Keebler Acquisition Stretched and Tested Kellogg

Dec. 1, 2006
The Keebler acquisition stretched and tested Kellogg and made it the company it is today, according to Dave Fusaro's monthly column in Food Processing.

There is a discipline about Kellogg Co. It's apparent from the company's board room and management offices to the RandD labs to the manufacturing plants. We heard it from all the Kellogg people we talked to and felt it as we walked the halls of company headquarters in Battle Creek, Mich.

This much discipline is ironic, given this is a company personified by whimsical characters, many of whom are on our cover. But beneath the tiger stripes and the elves living in trees is a very careful and deliberate company.

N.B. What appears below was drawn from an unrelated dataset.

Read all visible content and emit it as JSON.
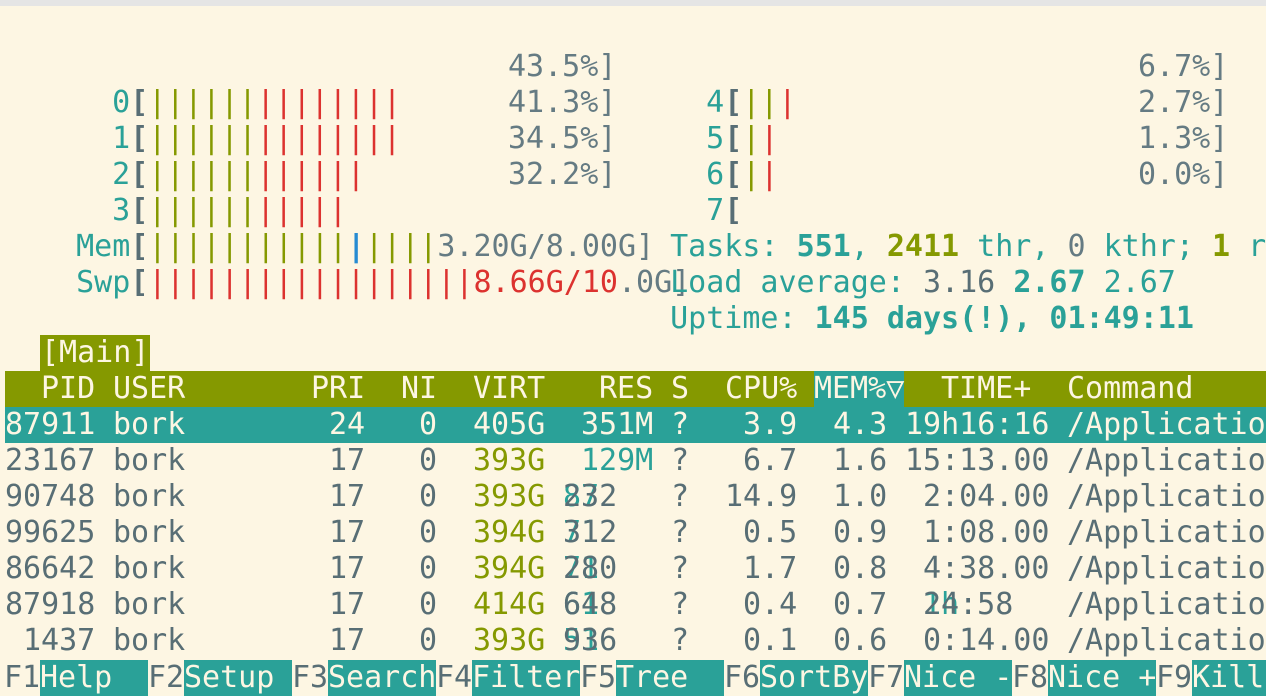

To say Kellogg is conservative is like saying Bill Gates is well-off. The company history is dotted with carefully weighed decisions, incremental advances and tightly run plants. All that says discipline and conservatism but also stability. Evidence of this is the long tenure of many Kellogg employees, especially its management.

Six years ago, when it was apparent Keebler Foods was in play, I was surprised to hear Kellogg was one of the bidders … and the eventual winner of the No. 2 cookie and cracker company. At $4.56 billion, this would have been a blockbuster deal for just about any company. It was even more audacious for Kellogg, which was about 99 percent cereal-based, not known as an acquirer (although it had bought Kashi and Worthington Foods) and very averse to debt.

Today's Kellogg public relations people paint that Keebler acquisition as a no-brainer that went without a hitch. But the Keebler people I knew at the time said it was a questionable combination, and the integration was chaotic (add at least a few grains of salt). I assume the truth lies somewhere in between. But it's apparent the Keebler purchase grew much more than Kellogg's markets and revenues. It stretched company executives to manage a new business with far-flung assets that were considerably different than theirs. It made W. K. Kellogg's cereal company a cereal-and-snacks company. And it challenged every Kellogg employee to find ways of saving money to pay for this large deal.

But they all responded well. Carlos Gutierrez, chairman/CEO at the time, wrote in the 2001 annual report, "We successfully managed through one of the greatest periods of change in our company's history, sacrificing short-term sales and earnings growth in order to lay the foundation for greater value creation in the future."

So, six years later, how's that deal and the integration of Keebler being scored?

We'd ask Gutierrez, but someone in Washington thought highly enough of him to name him secretary of commerce in 2005.

Most of the financial analysts we talk to put Kellogg near the top of their list of admired public companies. Chris Growe, an A.G. Edwards and Sons analyst we call upon often, says our recognition of Kellogg is long overdue. "Kellogg's emergence as a top-tier food company began six years ago, and today's robust growth profile is evidence of the truly strong category exposure and diligent management of this company."

In this issue, we take three looks at Kellogg: a business-oriented overview story, a look at the product development process and a peek into manufacturing.

Kellogg is just our second Processor of the Year. Tyson last December was our first. Our Processor of the Year criteria are:

  • Sound financial performance (including expanding sales and profitability).
  • Innovative product development.
  • Leading manufacturing technology.
  • Managerial excellence.
  • Commitment to quality.
  • Industry leadership and service.

The Processor of the Year process includes input from our staff and our Editorial Advisory Board, as well as online voting by our readers on

From the plant operators and food technologists up through the managers, our congratulations go to the entire Kellogg organization. But take a pointer from your characters on our cover and celebrate a little the fine organization you have.